Becky G came under fire for copyright infringement. The singer's latest makeup collaboration, Becky G x ColourPop Hola Chola was released on Thursday, Dec. 12. Twitter users claim the name was taken from Hola Chola, an independent label based in Mexico.
The new makeup line attracted heavy criticism for referencing the aesthetic of a Mexican subculture as well, with many arguing that this is a case of cultural appropriation.
Let's get to the bottom of the Hola Chola drama, shall we?
So, what's with the Hola Chola ColourPop drama?
"Becky g stole a brand name from a single latina/hispanic mother ?? um chile anyways ... everyone go support @HolaCholaInc who made the ORIGINAL hola chola brand. thank u [sic]," wrote a Twitter user.
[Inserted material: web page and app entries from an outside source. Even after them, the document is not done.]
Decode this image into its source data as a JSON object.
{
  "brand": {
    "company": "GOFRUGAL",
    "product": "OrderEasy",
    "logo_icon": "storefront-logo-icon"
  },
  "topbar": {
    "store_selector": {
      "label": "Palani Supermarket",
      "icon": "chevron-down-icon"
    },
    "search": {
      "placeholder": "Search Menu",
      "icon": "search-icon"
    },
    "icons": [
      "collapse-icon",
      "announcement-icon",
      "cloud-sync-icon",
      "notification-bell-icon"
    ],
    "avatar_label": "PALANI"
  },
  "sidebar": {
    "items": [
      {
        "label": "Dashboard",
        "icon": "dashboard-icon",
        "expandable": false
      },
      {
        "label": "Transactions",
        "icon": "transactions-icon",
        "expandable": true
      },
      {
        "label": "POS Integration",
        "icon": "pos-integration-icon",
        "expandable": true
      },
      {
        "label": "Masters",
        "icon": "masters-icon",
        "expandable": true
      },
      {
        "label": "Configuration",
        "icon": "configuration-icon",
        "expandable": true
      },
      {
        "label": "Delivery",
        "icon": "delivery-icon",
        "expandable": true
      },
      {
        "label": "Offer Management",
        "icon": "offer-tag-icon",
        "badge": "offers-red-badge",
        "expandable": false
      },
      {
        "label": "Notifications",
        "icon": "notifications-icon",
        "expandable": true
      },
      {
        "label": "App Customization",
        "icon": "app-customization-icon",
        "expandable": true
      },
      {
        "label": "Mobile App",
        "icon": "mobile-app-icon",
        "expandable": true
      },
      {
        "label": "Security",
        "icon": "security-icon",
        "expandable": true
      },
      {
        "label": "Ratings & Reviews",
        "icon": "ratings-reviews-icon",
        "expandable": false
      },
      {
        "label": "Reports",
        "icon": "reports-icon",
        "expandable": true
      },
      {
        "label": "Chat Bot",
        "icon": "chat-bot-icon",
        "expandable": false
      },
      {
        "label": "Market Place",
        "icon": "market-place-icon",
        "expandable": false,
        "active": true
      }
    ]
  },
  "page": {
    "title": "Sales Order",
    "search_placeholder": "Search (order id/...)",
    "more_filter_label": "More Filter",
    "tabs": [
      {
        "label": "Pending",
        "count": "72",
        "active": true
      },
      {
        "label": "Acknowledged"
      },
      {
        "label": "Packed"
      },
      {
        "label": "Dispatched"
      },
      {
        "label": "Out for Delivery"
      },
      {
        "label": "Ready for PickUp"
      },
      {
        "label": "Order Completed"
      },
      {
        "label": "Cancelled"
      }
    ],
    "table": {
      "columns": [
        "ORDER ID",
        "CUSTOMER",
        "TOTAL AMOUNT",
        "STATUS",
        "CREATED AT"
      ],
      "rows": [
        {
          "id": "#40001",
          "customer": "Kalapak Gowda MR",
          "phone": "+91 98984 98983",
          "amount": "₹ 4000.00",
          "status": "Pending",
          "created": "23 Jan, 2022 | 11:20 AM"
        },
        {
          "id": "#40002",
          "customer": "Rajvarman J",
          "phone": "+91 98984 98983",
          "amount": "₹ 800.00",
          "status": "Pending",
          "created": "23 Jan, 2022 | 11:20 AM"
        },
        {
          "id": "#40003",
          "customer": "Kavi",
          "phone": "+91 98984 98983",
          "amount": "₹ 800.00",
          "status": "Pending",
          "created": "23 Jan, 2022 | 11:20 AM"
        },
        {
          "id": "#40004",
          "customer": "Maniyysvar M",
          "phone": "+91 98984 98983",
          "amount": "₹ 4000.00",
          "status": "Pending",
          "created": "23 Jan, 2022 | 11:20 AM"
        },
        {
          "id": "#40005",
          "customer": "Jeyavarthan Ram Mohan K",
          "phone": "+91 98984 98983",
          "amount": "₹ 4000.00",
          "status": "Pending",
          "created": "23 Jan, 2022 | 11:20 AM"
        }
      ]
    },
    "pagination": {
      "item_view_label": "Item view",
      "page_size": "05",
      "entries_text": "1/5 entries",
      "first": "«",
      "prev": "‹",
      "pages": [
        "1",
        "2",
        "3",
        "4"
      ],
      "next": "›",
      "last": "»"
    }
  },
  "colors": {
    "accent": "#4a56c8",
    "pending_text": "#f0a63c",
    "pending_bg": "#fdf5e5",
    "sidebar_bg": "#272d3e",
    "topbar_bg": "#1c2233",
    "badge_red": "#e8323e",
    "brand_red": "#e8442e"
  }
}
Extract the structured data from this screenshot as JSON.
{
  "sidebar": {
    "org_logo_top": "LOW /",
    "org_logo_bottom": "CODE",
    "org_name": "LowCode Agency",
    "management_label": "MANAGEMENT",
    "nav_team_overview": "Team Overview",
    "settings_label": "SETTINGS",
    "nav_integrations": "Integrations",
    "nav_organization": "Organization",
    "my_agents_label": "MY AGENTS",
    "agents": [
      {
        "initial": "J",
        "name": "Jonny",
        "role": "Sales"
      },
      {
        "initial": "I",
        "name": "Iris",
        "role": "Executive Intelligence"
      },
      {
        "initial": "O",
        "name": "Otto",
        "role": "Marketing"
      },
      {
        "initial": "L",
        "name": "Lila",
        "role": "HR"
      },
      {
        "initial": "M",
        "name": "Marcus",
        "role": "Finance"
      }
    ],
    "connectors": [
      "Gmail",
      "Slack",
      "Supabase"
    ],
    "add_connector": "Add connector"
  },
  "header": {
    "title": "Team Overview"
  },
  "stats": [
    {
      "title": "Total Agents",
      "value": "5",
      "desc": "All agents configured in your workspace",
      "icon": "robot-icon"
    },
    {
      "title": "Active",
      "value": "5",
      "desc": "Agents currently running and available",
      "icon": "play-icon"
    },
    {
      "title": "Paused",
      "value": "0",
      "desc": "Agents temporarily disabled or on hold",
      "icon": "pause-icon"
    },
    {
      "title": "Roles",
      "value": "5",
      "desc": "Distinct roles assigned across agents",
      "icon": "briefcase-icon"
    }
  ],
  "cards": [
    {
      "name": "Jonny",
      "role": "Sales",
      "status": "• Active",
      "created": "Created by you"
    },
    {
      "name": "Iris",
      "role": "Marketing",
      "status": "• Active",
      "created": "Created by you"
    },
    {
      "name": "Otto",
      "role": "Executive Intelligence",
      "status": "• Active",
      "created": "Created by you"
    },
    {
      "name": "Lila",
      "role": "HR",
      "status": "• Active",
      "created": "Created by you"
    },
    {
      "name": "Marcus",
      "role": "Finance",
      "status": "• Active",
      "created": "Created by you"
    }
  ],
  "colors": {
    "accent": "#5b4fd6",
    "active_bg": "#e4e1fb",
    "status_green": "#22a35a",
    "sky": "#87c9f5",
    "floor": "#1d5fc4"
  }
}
"@iambeckyg is really out here stealing the brand name hola chola and I’ve never been so disappointed," argued another.
"It’s sad that you stole this idea from a small business. At least give her credit or half of the profit. Shady af," opined another person.
Becky G's choice of name caused a great stir on Twitter, with many users defending the Mexico-based brand, Hola Chola.
However, the designer who patented Hola Chola was referencing a well-known subculture — the same subculture Becky G's makeup collection pays homage to as well.
Cholas have a distinct aesthetic —which Becky G's products and the fashion brand were influenced by just the same.
To make matters worse, a recently-published article by Mirah Mirah reveals that not all Twitter allegations were well-researched.
While some Twitter users claim that Becky G took Hola Chola's name after the brand gifted her one of their trademark, beautifully-embellished denim jackets adorned with a patch depicting Mary the Virgin surrounded by a golden halo, there is no proof of it.
More importantly, Becky G opted for the common Spanish phrase in a bid to hone in on a popular aesthetic, which casts doubt on copyright infringement claims.
"I'm inspired by the streets, by the Mexican influence, my family and especially my parents' love story," explained the singer the inspiration behind the new collection in a recent tweet.
It is perhaps plausible to argue that the Los Angeles-born, third-generation Mexican singer wished to give a nod to her own cultural legacy.
Some critique the collection for its use of Chola imagery – claiming the makeup products hijack the aesthetic of a minority for the sake of generating more profit.
As the Mirah Mirah notes, Cholas tend to wear ultra-thin, sharply-drawn eyebrows — the article terms these as "‘I will cut you’ kind of arch," — while they also prefer over-lined, sharply contoured lips, traditional bandanas, flannel shirts, and hooped earrings.
In the promo, Becky G and other models are shown wearing these items.
However, this isn't the first time the singer appears in similar items. In fact, golden hoops, over-lining, and leisurewear are part of her style.
Some applaud Becky for drawing more attention to the subculture.
If I tweet a pic of me using these exact colors from back in my chola days, can I win the whole collection? Cuz I swearrrrr....it's on point," wrote one user.
"IJOLE! I LOVE THUS! I'm a chola ,bien & raised from Laredo Tejas & I was wondering when our OG look was going to come back or a tribute be held for our culture," vouched another.